2. An injury
3. An infection
When the body detects damage or pathogens, the immune system triggers a number of reactions:
1. Tissues accumulate plasma proteins, leading to a build-up of fluid those results in swelling.
2. The body releases neutrophils, a type of white blood cell, or leukocyte, which move toward the affected area. Leukocytes contain molecules that can help fight pathogens.
3. Signs of acute inflammation can appear within hours or days, depending on the cause. In some cases, they can rapidly become severe. How they develop and how long they last will depend on the cause, which part of the body they affect, and individual factors.
Some factors and infections that can lead to acute inflammation include:
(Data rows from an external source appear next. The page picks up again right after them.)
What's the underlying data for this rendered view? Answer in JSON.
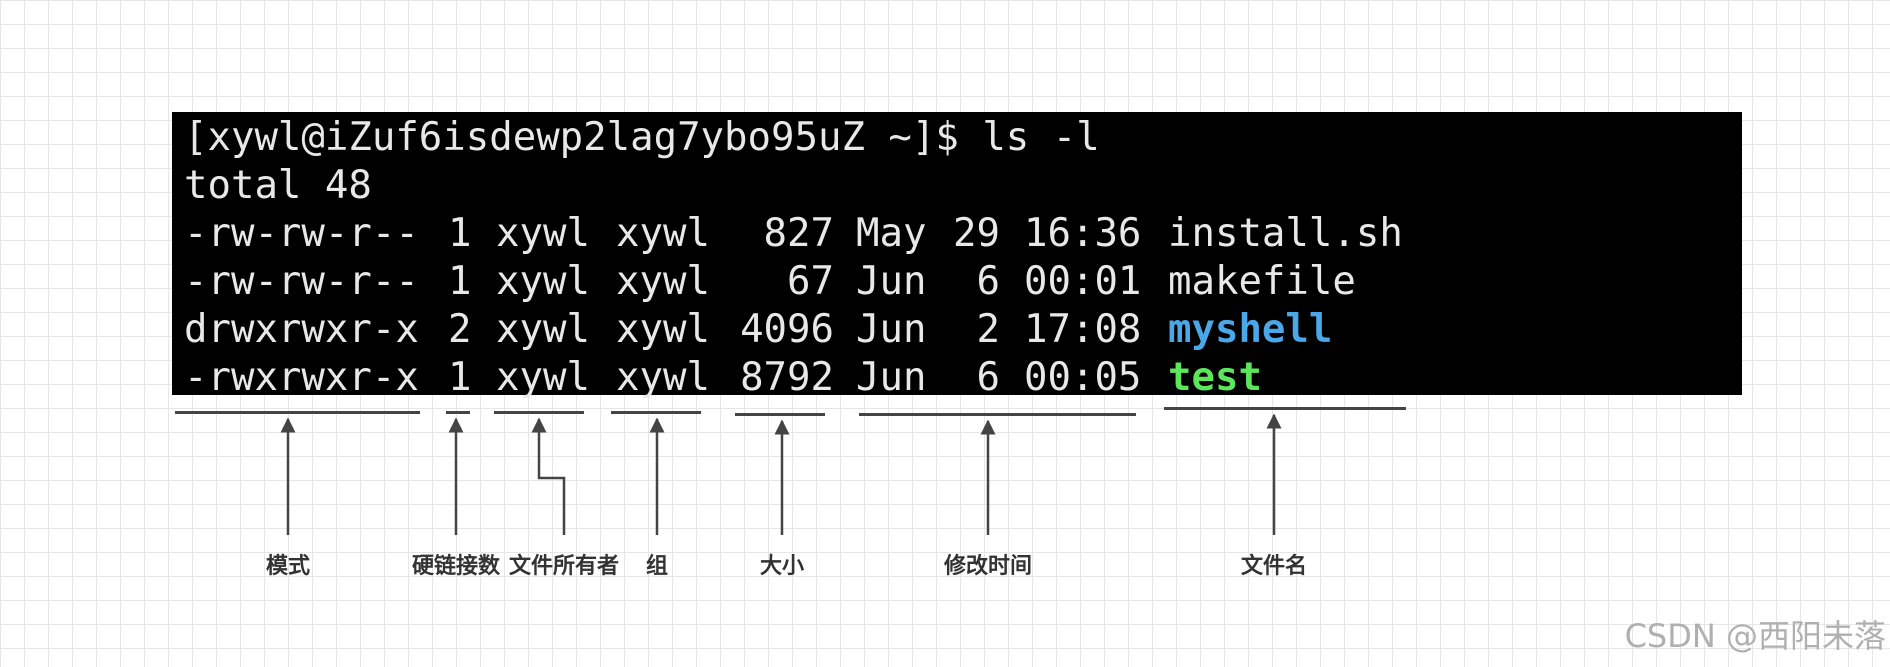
{
  "terminal": {
    "prompt": "[xywl@iZuf6isdewp2lag7ybo95uZ ~]$ ls -l",
    "total": "total 48",
    "rows": [
      {
        "perm": "-rw-rw-r--",
        "links": "1",
        "owner": "xywl",
        "group": "xywl",
        "size": "827",
        "month": "May",
        "day": "29",
        "time": "16:36",
        "name": "install.sh",
        "type": "file"
      },
      {
        "perm": "-rw-rw-r--",
        "links": "1",
        "owner": "xywl",
        "group": "xywl",
        "size": "67",
        "month": "Jun",
        "day": "6",
        "time": "00:01",
        "name": "makefile",
        "type": "file"
      },
      {
        "perm": "drwxrwxr-x",
        "links": "2",
        "owner": "xywl",
        "group": "xywl",
        "size": "4096",
        "month": "Jun",
        "day": "2",
        "time": "17:08",
        "name": "myshell",
        "type": "dir"
      },
      {
        "perm": "-rwxrwxr-x",
        "links": "1",
        "owner": "xywl",
        "group": "xywl",
        "size": "8792",
        "month": "Jun",
        "day": "6",
        "time": "00:05",
        "name": "test",
        "type": "exec"
      }
    ]
  },
  "labels": {
    "mode": "模式",
    "hard_links": "硬链接数",
    "owner": "文件所有者",
    "group": "组",
    "size": "大小",
    "mtime": "修改时间",
    "filename": "文件名"
  },
  "watermark": "CSDN @西阳未落",
  "colors": {
    "terminal_bg": "#000000",
    "terminal_text": "#e8e8e8",
    "directory": "#4aa8e8",
    "executable": "#5ce65c",
    "annotation": "#444444"
  }
}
1. Acute bronchitis, appendicitis and other illnesses ending in “-itis”
2. An ingrown toe nail
3. A sore throat from a cold or flu
4. Physical trauma or wound
Chronic inflammation
Chronic inflammation can develop if a person has:
1. Sensitivity: Inflammation happens when the body senses something that should not be there. Hypersensitivity to an external trigger can result in an allergy.
2. Exposure:Sometimes, long-term, low-level exposure to an irritant, such as an industrial chemical, can result in chronic inflammation.
3. Autoimmune disorders: The immune system mistakenly attacks normal healthy tissue, as in psoriasis.
4. Auto inflammatory diseases: A genetic factor affects the way the immune system works.
5. Persistent acute inflammation: In some cases, a person may not fully recover from acute inflammation. Sometimes, this can lead to chronic inflammation.
Factors that may increase the risk of chronic inflammation include:
1. Older age
2. Obesity
3. Diet rich in unhealthy fats and added sugar
4. Smoking
5. Low sex hormones
6. Stress
7. Sleep problems
Long-term diseases that doctors associate with inflammation include:
1. Asthma
2. Chronic peptic ulcer
3. Tuberculosis
4. Rheumatoid arthritis
5. Periodontitis
6. Ulcerative colitis and Crohn’s disease
7. Sinusitis
8. Active hepatitis
Inflammation plays a vital role in healing, but chronic inflammation may increase the risk of various diseases, including some cancers, rheumatoid arthritis, atherosclerosis, periodontitis, and hay fever.